    The evidence is clear, and has been studied and reported as well. That planned languages can be learned to fluency in months not years, that they put us all on equal footing linguistically (well they can, if the language embeds bias that’s less true and some bias is likely unavoidable as true neutrality is a pipe dream) and help to preserve and protect native languages.

  15. avatar
    Amadeo Sendiulo

    More Klingon speakers? Ĉu vere? If that was meant to be a joke, it isn’t funny.
    I vote for Esperanto to the lenguage of EU because it’s really easy to learn by Europeans. It would actuaklly save money, because students would become fluent much faster than nowadays studends learning English.

  16. avatar
    Manuel

    Some people learn Esperanto simply because they love it. No matter where you go, there is always a group of individuals you can talk to in that language just for the sake of it. Though esperantists don’t necessarily agree on politics, spirituality or dietary needs. I guess it is like most leisure activities.

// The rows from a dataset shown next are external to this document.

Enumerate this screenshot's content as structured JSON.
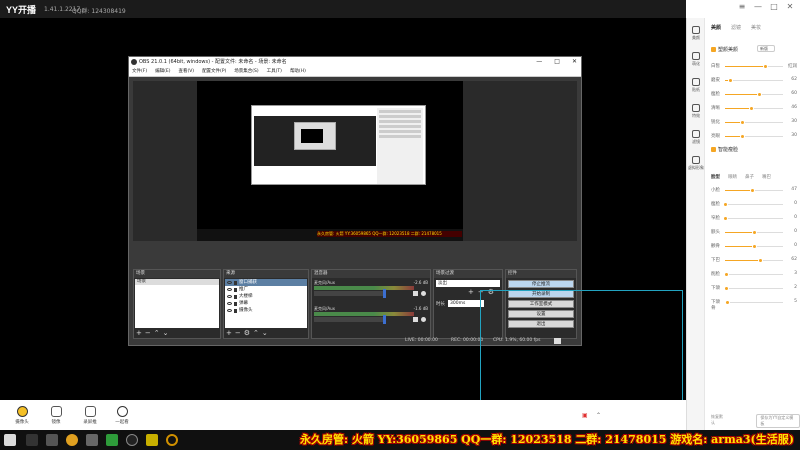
{
  "yy": {
    "logo": "YY开播",
    "version": "1.41.1.2217",
    "qq": "QQ群: 124308419",
    "controls": [
      "≡",
      "—",
      "□",
      "✕"
    ]
  },
  "right_panel": {
    "tabs": [
      "美颜",
      "滤镜",
      "美妆"
    ],
    "tools": [
      "美颜",
      "萌化",
      "贴纸",
      "特效",
      "滤镜",
      "虚拟形象"
    ],
    "section1": "塑颜美颜",
    "section1_select": "新版",
    "sliders1": [
      {
        "label": "白皙",
        "value": "红润",
        "fill": 0.7
      },
      {
        "label": "磨皮",
        "value": "62",
        "fill": 0.1
      },
      {
        "label": "瘦脸",
        "value": "60",
        "fill": 0.6
      },
      {
        "label": "清晰",
        "value": "46",
        "fill": 0.45
      },
      {
        "label": "锐化",
        "value": "30",
        "fill": 0.3
      },
      {
        "label": "亮眼",
        "value": "30",
        "fill": 0.3
      }
    ],
    "section2": "智能瘦脸",
    "sub_tabs": [
      "脸型",
      "眼睛",
      "鼻子",
      "嘴巴"
    ],
    "sliders2": [
      {
        "label": "小脸",
        "value": "47",
        "fill": 0.47
      },
      {
        "label": "瘦脸",
        "value": "0",
        "fill": 0.0
      },
      {
        "label": "窄脸",
        "value": "0",
        "fill": 0.0
      },
      {
        "label": "额头",
        "value": "0",
        "fill": 0.5
      },
      {
        "label": "颧骨",
        "value": "0",
        "fill": 0.5
      },
      {
        "label": "下巴",
        "value": "62",
        "fill": 0.62
      },
      {
        "label": "削脸",
        "value": "3",
        "fill": 0.03
      },
      {
        "label": "下颌",
        "value": "2",
        "fill": 0.02
      },
      {
        "label": "下颌骨",
        "value": "5",
        "fill": 0.05
      }
    ],
    "footer_left": "恢复默认",
    "footer_right": "保存为YY自定义模板"
  },
  "obs": {
    "title": "OBS 21.0.1 (64bit, windows) - 配置文件: 未命名 - 场景: 未命名",
    "controls": [
      "—",
      "□",
      "✕"
    ],
    "menu": [
      "文件(F)",
      "编辑(E)",
      "查看(V)",
      "配置文件(P)",
      "场景集合(S)",
      "工具(T)",
      "帮助(H)"
    ],
    "ticker": "永久房管: 火箭 YY:36059865 QQ一群: 12023518 二群: 21478015",
    "panels": {
      "scenes": {
        "header": "场景",
        "items": [
          "场景"
        ]
      },
      "sources": {
        "header": "来源",
        "items": [
          "窗口捕获",
          "推广",
          "大楼梯",
          "弹幕",
          "摄像头"
        ]
      },
      "mixer": {
        "header": "混音器",
        "rows": [
          {
            "name": "麦克风/Aux",
            "db": "-2.6 dB"
          },
          {
            "name": "麦克风/Aux",
            "db": "-1.6 dB"
          }
        ]
      },
      "transitions": {
        "header": "场景过渡",
        "select": "淡出",
        "duration_label": "时长",
        "duration": "300ms"
      },
      "controls": {
        "header": "控件",
        "buttons": [
          "停止推流",
          "开始录制",
          "工作室模式",
          "设置",
          "退出"
        ]
      }
    },
    "status": {
      "live": "LIVE: 00:00:00",
      "rec": "REC: 00:00:00",
      "cpu": "CPU: 1.9%, 60.00 fps"
    }
  },
  "bottom_toolbar": {
    "items": [
      "摄像头",
      "镜像",
      "录屏推",
      "一起看"
    ],
    "right_icon": "camera-icon"
  },
  "taskbar": {
    "marquee": "永久房管: 火箭 YY:36059865 QQ一群: 12023518 二群: 21478015 游戏名: arma3(生活服)"
  },
  "colors": {
    "accent": "#f5a623",
    "selection": "#22a3c0",
    "marquee_fill": "#ffe400",
    "marquee_outline": "#b00000"
  }
}
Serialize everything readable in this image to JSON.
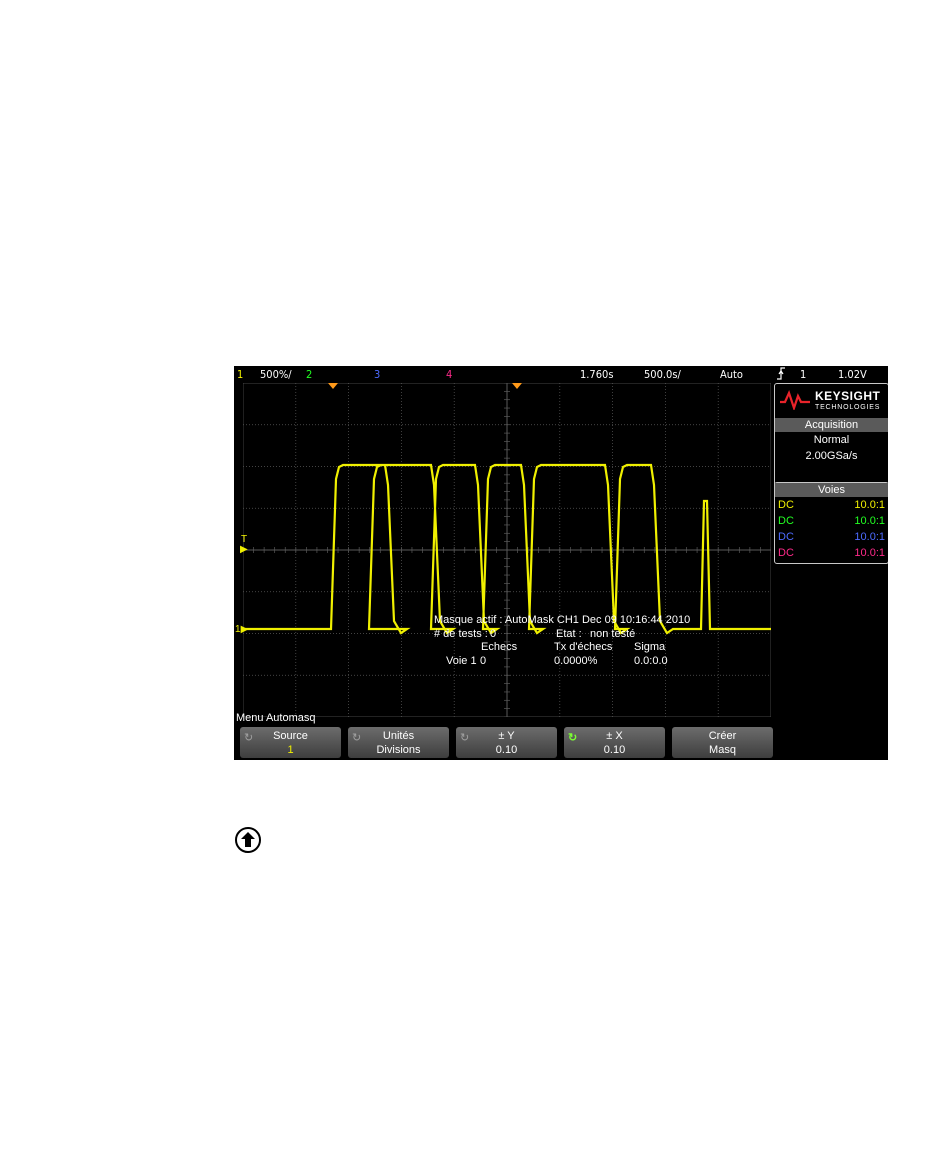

    Learning Esperanto makes as much sense as learning Latin or ancient Greek, though it has an additional incentive: it’s not a dead language. It does survive after all, because it is easy to learn, it’s fun and it does help to communicate with other people, which is what languages are aimed to. Besides, it’s like learning the recorder before learning a more sophisticated instrument. It should be in the cores of primary and secondary education programs in Europe, like Latin, Greek and the recorder.

    I wouldn’t go as far as to say it should be the ONE official language in Europe, but yes… I would added it to the list.

  17. avatar
    PK O

    And we’re debating this in English not Esperanto

Your email will not be published

Leave a Reply

Your email address will not be published.

Notify me of new comments. You can also subscribe without commenting.

This site uses Akismet to reduce spam. Learn how your comment data is processed.

By continuing to use this website, you consent to the use of cookies on your device as described in our Privacy Policy unless you have disabled them. You can change your cookie settings at any time but parts of our site will not function correctly without them.